- **WHAT IS EXPECTED**
What lines in the following entries hold the word "arrow"? Copy each one.

═══

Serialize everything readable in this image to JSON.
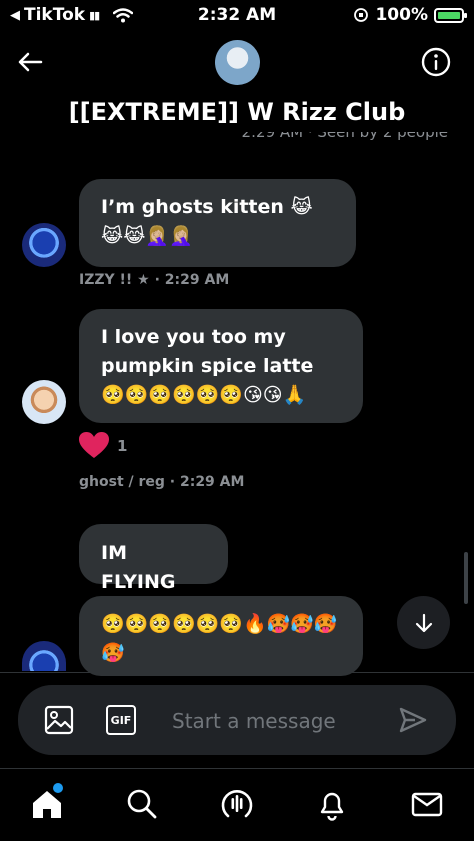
{
  "status_bar": {
    "carrier": "TikTok",
    "time": "2:32 AM",
    "battery": "100%"
  },
  "header": {
    "title": "[[EXTREME]] W Rizz Club",
    "seen_text": "2:29 AM · Seen by 2 people"
  },
  "messages": [
    {
      "text": "I’m ghosts kitten 😹😹😹🤦🏼‍♀️🤦🏼‍♀️",
      "meta": "IZZY !! ★ · 2:29 AM"
    },
    {
      "text": "I love you too my pumpkin spice latte 🥺🥺🥺🥺🥺🥺😘😘🙏",
      "meta": "ghost / reg · 2:29 AM",
      "reaction_emoji": "❤️",
      "reaction_count": "1"
    },
    {
      "text": "IM FLYING"
    },
    {
      "text": "🥺🥺🥺🥺🥺🥺🔥🥵🥵🥵🥵"
    }
  ],
  "composer": {
    "placeholder": "Start a message"
  },
  "icons": {
    "back": "arrow-left-icon",
    "info": "info-icon",
    "image": "image-icon",
    "gif": "GIF",
    "send": "send-icon",
    "scroll_down": "arrow-down-icon",
    "tabs": [
      "home-icon",
      "search-icon",
      "spaces-icon",
      "notifications-icon",
      "messages-icon"
    ]
  },
  "colors": {
    "accent": "#1d9bf0",
    "bubble": "#2f3336",
    "battery": "#4cd964",
    "heart": "#e0245e"
  }
}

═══

- **THE COMPLETED TASK**
    "back": "arrow-left-icon",
    "scroll_down": "arrow-down-icon",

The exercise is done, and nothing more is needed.